→ Work instruction: Among these entries, how many lines contain "ffffff"? Say the number and nothing else.

→ Records:
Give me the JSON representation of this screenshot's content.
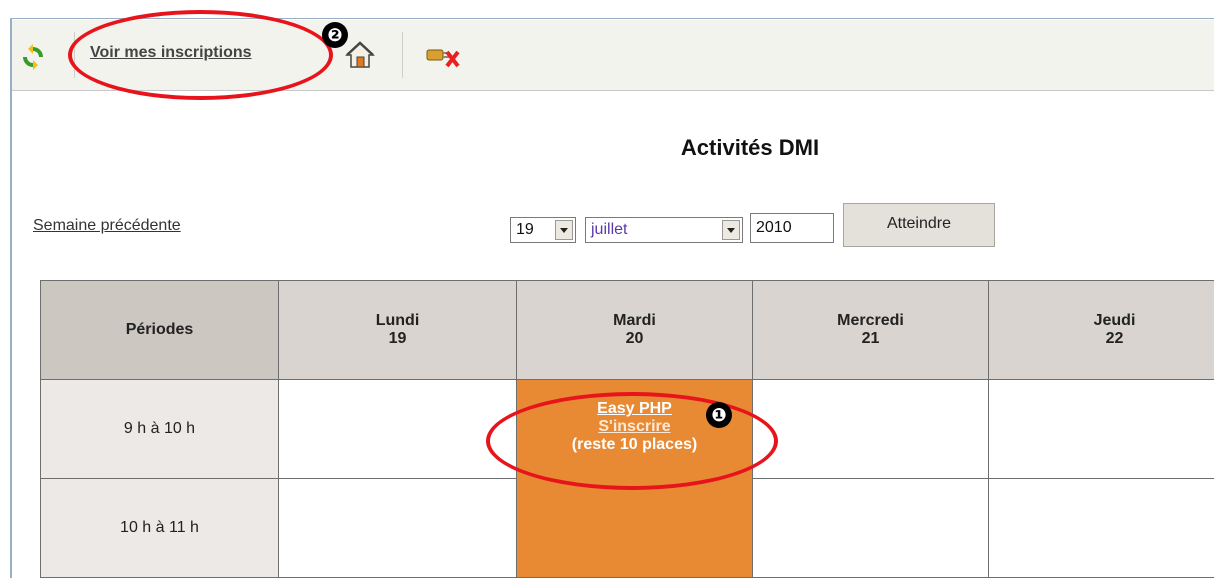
{
  "toolbar": {
    "refresh_icon": "refresh-icon",
    "inscriptions_link": "Voir mes inscriptions",
    "home_icon": "home-icon",
    "logout_icon": "logout-icon"
  },
  "markers": {
    "one": "❶",
    "two": "❷"
  },
  "page_title": "Activités DMI",
  "navigation": {
    "previous_week": "Semaine précédente",
    "day_value": "19",
    "month_value": "juillet",
    "year_value": "2010",
    "go_button": "Atteindre"
  },
  "calendar": {
    "periods_header": "Périodes",
    "days": [
      {
        "name": "Lundi",
        "date": "19"
      },
      {
        "name": "Mardi",
        "date": "20"
      },
      {
        "name": "Mercredi",
        "date": "21"
      },
      {
        "name": "Jeudi",
        "date": "22"
      }
    ],
    "periods": [
      {
        "label": "9 h  à 10 h"
      },
      {
        "label": "10 h  à 11 h"
      }
    ],
    "activity": {
      "name": "Easy PHP",
      "action": "S'inscrire",
      "remaining": "(reste 10 places)"
    }
  },
  "colors": {
    "accent_orange": "#e88a34",
    "highlight_red": "#e8141c",
    "header_bg": "#d9d4cf"
  }
}
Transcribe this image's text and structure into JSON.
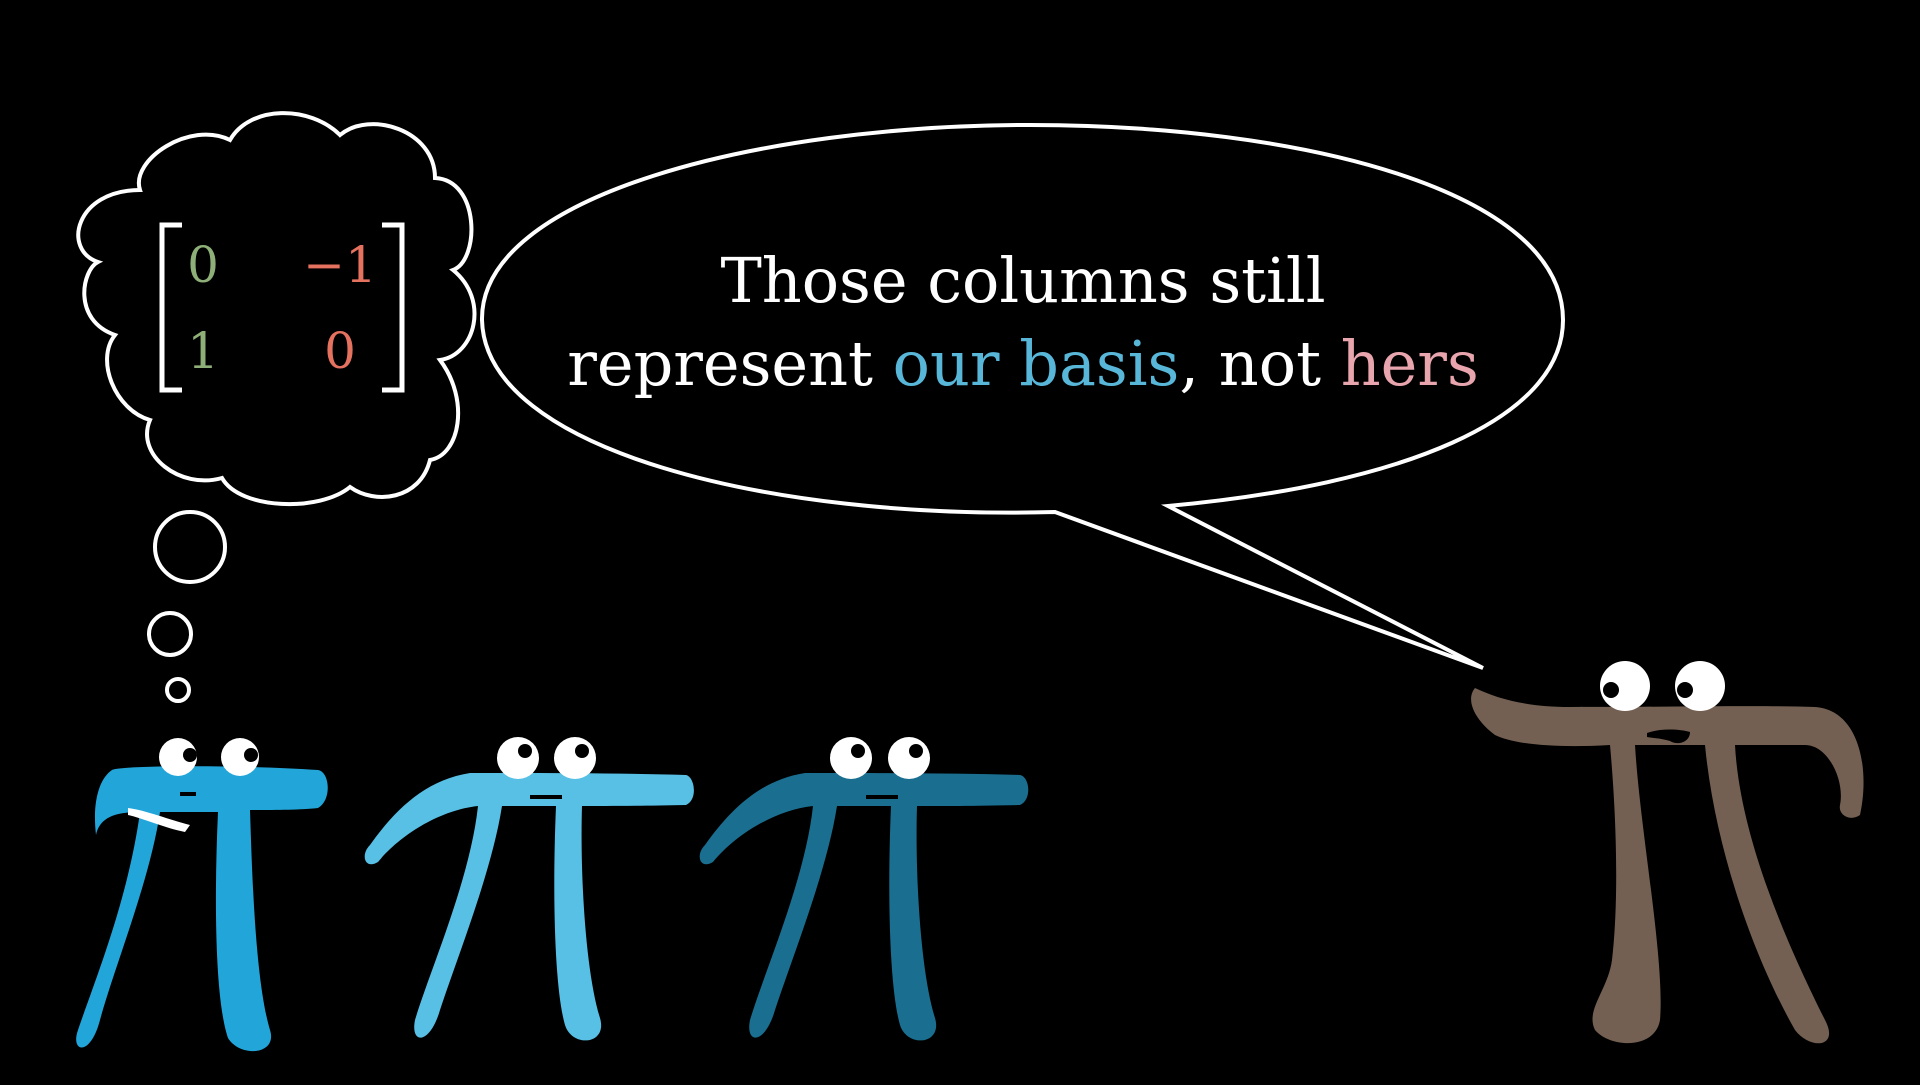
{
  "colors": {
    "background": "#000000",
    "outline": "#ffffff",
    "speech_text": "#ffffff",
    "our_basis": "#58b7d9",
    "hers": "#e8a5ad",
    "matrix_first_column": "#8eb078",
    "matrix_second_column": "#e5715f",
    "pi_1": "#22a6da",
    "pi_2": "#58bfe5",
    "pi_3": "#1a6f90",
    "pi_4": "#736052",
    "eye": "#ffffff",
    "pupil": "#000000"
  },
  "thought_bubble": {
    "matrix": {
      "row1": [
        "0",
        "−1"
      ],
      "row2": [
        "1",
        "0"
      ]
    }
  },
  "speech_bubble": {
    "line1": "Those columns still",
    "line2_part1": "represent ",
    "line2_highlight1": "our basis",
    "line2_part2": ", not ",
    "line2_highlight2": "hers"
  },
  "characters": [
    {
      "name": "pi-creature-1",
      "color_key": "pi_1",
      "expression": "looking right"
    },
    {
      "name": "pi-creature-2",
      "color_key": "pi_2",
      "expression": "looking up"
    },
    {
      "name": "pi-creature-3",
      "color_key": "pi_3",
      "expression": "looking up"
    },
    {
      "name": "pi-creature-speaker",
      "color_key": "pi_4",
      "expression": "speaking"
    }
  ]
}
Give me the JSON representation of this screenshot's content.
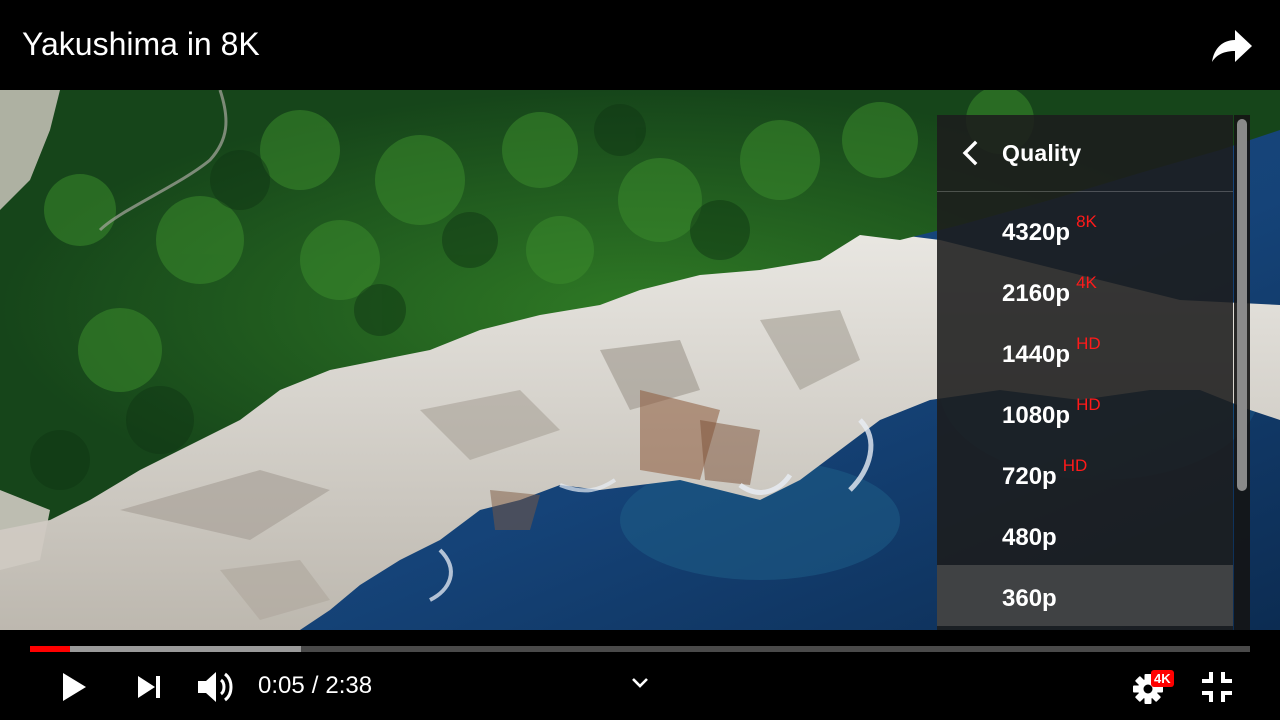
{
  "header": {
    "title": "Yakushima in 8K",
    "share_icon": "share-arrow-icon"
  },
  "quality_menu": {
    "title": "Quality",
    "back_icon": "chevron-left-icon",
    "items": [
      {
        "label": "4320p",
        "badge": "8K",
        "selected": false
      },
      {
        "label": "2160p",
        "badge": "4K",
        "selected": false
      },
      {
        "label": "1440p",
        "badge": "HD",
        "selected": false
      },
      {
        "label": "1080p",
        "badge": "HD",
        "selected": false
      },
      {
        "label": "720p",
        "badge": "HD",
        "selected": false
      },
      {
        "label": "480p",
        "badge": "",
        "selected": false
      },
      {
        "label": "360p",
        "badge": "",
        "selected": true
      }
    ],
    "badge_color": "#ff1a1a"
  },
  "controls": {
    "current_time": "0:05",
    "separator": "/",
    "duration": "2:38",
    "played_fraction": 0.033,
    "buffered_fraction": 0.222,
    "settings_badge": "4K",
    "icons": [
      "play-icon",
      "next-icon",
      "volume-icon",
      "chevron-down-icon",
      "settings-gear-icon",
      "exit-fullscreen-icon"
    ]
  },
  "colors": {
    "accent": "#ff0000",
    "background": "#000000"
  }
}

→ Solution to the exercise: 3